EXERCISE:
For the entries that follow, set down each one exactly and drop any pictures.

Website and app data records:

● ● ● ● ● ● ●

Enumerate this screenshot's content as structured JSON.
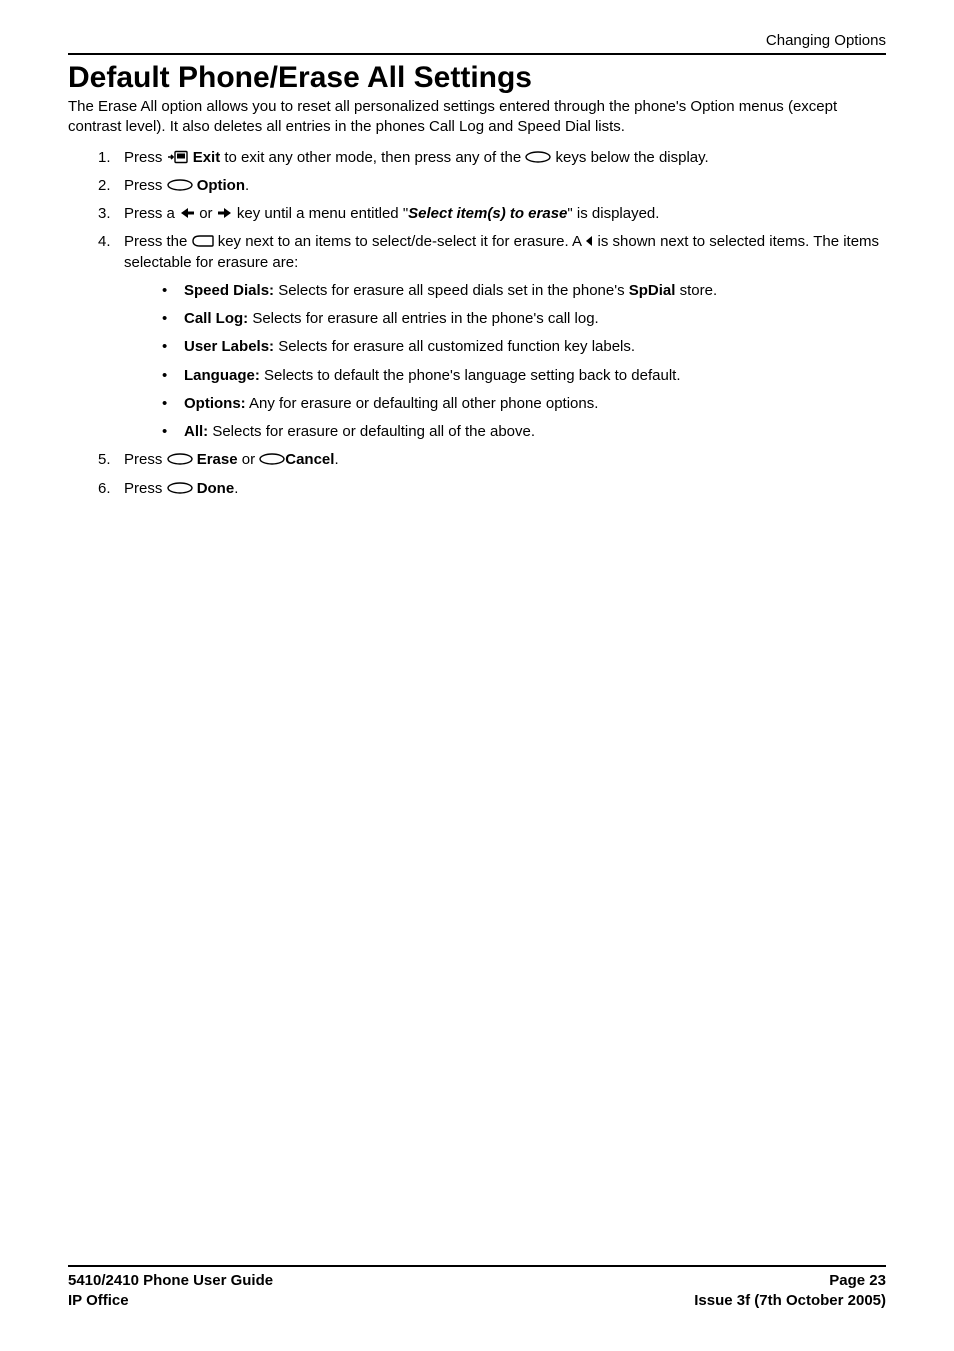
{
  "header": {
    "section_title": "Changing Options"
  },
  "title": "Default Phone/Erase All Settings",
  "intro": "The Erase All option allows you to reset all personalized settings entered through the phone's Option menus (except contrast level). It also deletes all entries in the phones Call Log and Speed Dial lists.",
  "steps": {
    "s1_num": "1.",
    "s1_a": "Press ",
    "s1_b_bold": "Exit",
    "s1_c": " to exit any other mode, then press any of the ",
    "s1_d": " keys below the display.",
    "s2_num": "2.",
    "s2_a": "Press ",
    "s2_b_bold": "Option",
    "s2_c": ".",
    "s3_num": "3.",
    "s3_a": "Press a ",
    "s3_b": " or ",
    "s3_c": " key until a menu entitled \"",
    "s3_d_bi": "Select item(s) to erase",
    "s3_e": "\" is displayed.",
    "s4_num": "4.",
    "s4_a": "Press the ",
    "s4_b": " key next to an items to select/de-select it for erasure. A ",
    "s4_c": " is shown next to selected items. The items selectable for erasure are:",
    "s5_num": "5.",
    "s5_a": "Press ",
    "s5_b_bold": "Erase",
    "s5_c": " or ",
    "s5_d_bold": "Cancel",
    "s5_e": ".",
    "s6_num": "6.",
    "s6_a": "Press ",
    "s6_b_bold": "Done",
    "s6_c": "."
  },
  "bullets": {
    "b1_label": "Speed Dials:",
    "b1_text": " Selects for erasure all speed dials set in the phone's ",
    "b1_bold2": "SpDial",
    "b1_after": " store.",
    "b2_label": "Call Log:",
    "b2_text": " Selects for erasure all entries in the phone's call log.",
    "b3_label": "User Labels:",
    "b3_text": " Selects for erasure all customized function key labels.",
    "b4_label": "Language:",
    "b4_text": " Selects to default the phone's language setting back to default.",
    "b5_label": "Options:",
    "b5_text": " Any for erasure or defaulting all other phone options.",
    "b6_label": "All:",
    "b6_text": " Selects for erasure or defaulting all of the above."
  },
  "footer": {
    "guide_title": "5410/2410 Phone User Guide",
    "product": "IP Office",
    "page": "Page 23",
    "issue": "Issue 3f (7th October 2005)"
  },
  "icons": {
    "exit": "exit-icon",
    "softkey": "softkey-icon",
    "softkey_right": "softkey-right-icon",
    "left_arrow": "left-arrow-icon",
    "right_arrow": "right-arrow-icon",
    "display_key": "display-key-icon",
    "triangle_left": "triangle-left-icon"
  }
}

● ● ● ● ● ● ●

ANSWER AREA:
Enumerate this screenshot's content as structured JSON.
{
  "header": {
    "section_title": "Changing Options"
  },
  "title": "Default Phone/Erase All Settings",
  "intro": "The Erase All option allows you to reset all personalized settings entered through the phone's Option menus (except contrast level). It also deletes all entries in the phones Call Log and Speed Dial lists.",
  "steps": {
    "s1_num": "1.",
    "s1_a": "Press ",
    "s1_b_bold": "Exit",
    "s1_c": " to exit any other mode, then press any of the ",
    "s1_d": " keys below the display.",
    "s2_num": "2.",
    "s2_a": "Press ",
    "s2_b_bold": "Option",
    "s2_c": ".",
    "s3_num": "3.",
    "s3_a": "Press a ",
    "s3_b": " or ",
    "s3_c": " key until a menu entitled \"",
    "s3_d_bi": "Select item(s) to erase",
    "s3_e": "\" is displayed.",
    "s4_num": "4.",
    "s4_a": "Press the ",
    "s4_b": " key next to an items to select/de-select it for erasure. A ",
    "s4_c": " is shown next to selected items. The items selectable for erasure are:",
    "s5_num": "5.",
    "s5_a": "Press ",
    "s5_b_bold": "Erase",
    "s5_c": " or ",
    "s5_d_bold": "Cancel",
    "s5_e": ".",
    "s6_num": "6.",
    "s6_a": "Press ",
    "s6_b_bold": "Done",
    "s6_c": "."
  },
  "bullets": {
    "b1_label": "Speed Dials:",
    "b1_text": " Selects for erasure all speed dials set in the phone's ",
    "b1_bold2": "SpDial",
    "b1_after": " store.",
    "b2_label": "Call Log:",
    "b2_text": " Selects for erasure all entries in the phone's call log.",
    "b3_label": "User Labels:",
    "b3_text": " Selects for erasure all customized function key labels.",
    "b4_label": "Language:",
    "b4_text": " Selects to default the phone's language setting back to default.",
    "b5_label": "Options:",
    "b5_text": " Any for erasure or defaulting all other phone options.",
    "b6_label": "All:",
    "b6_text": " Selects for erasure or defaulting all of the above."
  },
  "footer": {
    "guide_title": "5410/2410 Phone User Guide",
    "product": "IP Office",
    "page": "Page 23",
    "issue": "Issue 3f (7th October 2005)"
  },
  "icons": {
    "exit": "exit-icon",
    "softkey": "softkey-icon",
    "softkey_right": "softkey-right-icon",
    "left_arrow": "left-arrow-icon",
    "right_arrow": "right-arrow-icon",
    "display_key": "display-key-icon",
    "triangle_left": "triangle-left-icon"
  }
}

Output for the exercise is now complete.